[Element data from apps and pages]
________

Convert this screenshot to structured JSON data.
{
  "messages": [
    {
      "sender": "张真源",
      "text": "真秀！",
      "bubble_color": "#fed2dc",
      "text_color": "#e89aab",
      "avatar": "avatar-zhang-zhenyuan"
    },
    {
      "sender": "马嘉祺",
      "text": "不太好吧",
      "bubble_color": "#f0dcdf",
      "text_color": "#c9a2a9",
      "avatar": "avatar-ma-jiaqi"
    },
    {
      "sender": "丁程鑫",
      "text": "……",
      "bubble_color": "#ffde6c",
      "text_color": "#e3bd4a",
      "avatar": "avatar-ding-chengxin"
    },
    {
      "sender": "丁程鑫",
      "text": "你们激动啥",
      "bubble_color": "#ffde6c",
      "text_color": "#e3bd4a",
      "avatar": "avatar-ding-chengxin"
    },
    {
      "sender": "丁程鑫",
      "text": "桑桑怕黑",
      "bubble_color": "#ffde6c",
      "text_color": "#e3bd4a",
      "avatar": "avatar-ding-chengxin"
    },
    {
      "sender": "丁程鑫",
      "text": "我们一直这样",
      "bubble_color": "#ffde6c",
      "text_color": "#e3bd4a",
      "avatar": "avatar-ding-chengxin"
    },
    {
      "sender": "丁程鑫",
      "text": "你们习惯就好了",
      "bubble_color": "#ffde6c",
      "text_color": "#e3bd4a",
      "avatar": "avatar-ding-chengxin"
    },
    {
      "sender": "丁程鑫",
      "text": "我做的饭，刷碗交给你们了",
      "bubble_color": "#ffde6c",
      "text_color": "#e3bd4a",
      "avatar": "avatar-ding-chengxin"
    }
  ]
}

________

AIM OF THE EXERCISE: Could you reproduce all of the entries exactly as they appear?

TASK RESULT:
Convert this screenshot to structured JSON data.
{
  "messages": [
    {
      "sender": "张真源",
      "text": "真秀！",
      "bubble_color": "#fed2dc",
      "text_color": "#e89aab",
      "avatar": "avatar-zhang-zhenyuan"
    },
    {
      "sender": "马嘉祺",
      "text": "不太好吧",
      "bubble_color": "#f0dcdf",
      "text_color": "#c9a2a9",
      "avatar": "avatar-ma-jiaqi"
    },
    {
      "sender": "丁程鑫",
      "text": "……",
      "bubble_color": "#ffde6c",
      "text_color": "#e3bd4a",
      "avatar": "avatar-ding-chengxin"
    },
    {
      "sender": "丁程鑫",
      "text": "你们激动啥",
      "bubble_color": "#ffde6c",
      "text_color": "#e3bd4a",
      "avatar": "avatar-ding-chengxin"
    },
    {
      "sender": "丁程鑫",
      "text": "桑桑怕黑",
      "bubble_color": "#ffde6c",
      "text_color": "#e3bd4a",
      "avatar": "avatar-ding-chengxin"
    },
    {
      "sender": "丁程鑫",
      "text": "我们一直这样",
      "bubble_color": "#ffde6c",
      "text_color": "#e3bd4a",
      "avatar": "avatar-ding-chengxin"
    },
    {
      "sender": "丁程鑫",
      "text": "你们习惯就好了",
      "bubble_color": "#ffde6c",
      "text_color": "#e3bd4a",
      "avatar": "avatar-ding-chengxin"
    },
    {
      "sender": "丁程鑫",
      "text": "我做的饭，刷碗交给你们了",
      "bubble_color": "#ffde6c",
      "text_color": "#e3bd4a",
      "avatar": "avatar-ding-chengxin"
    }
  ]
}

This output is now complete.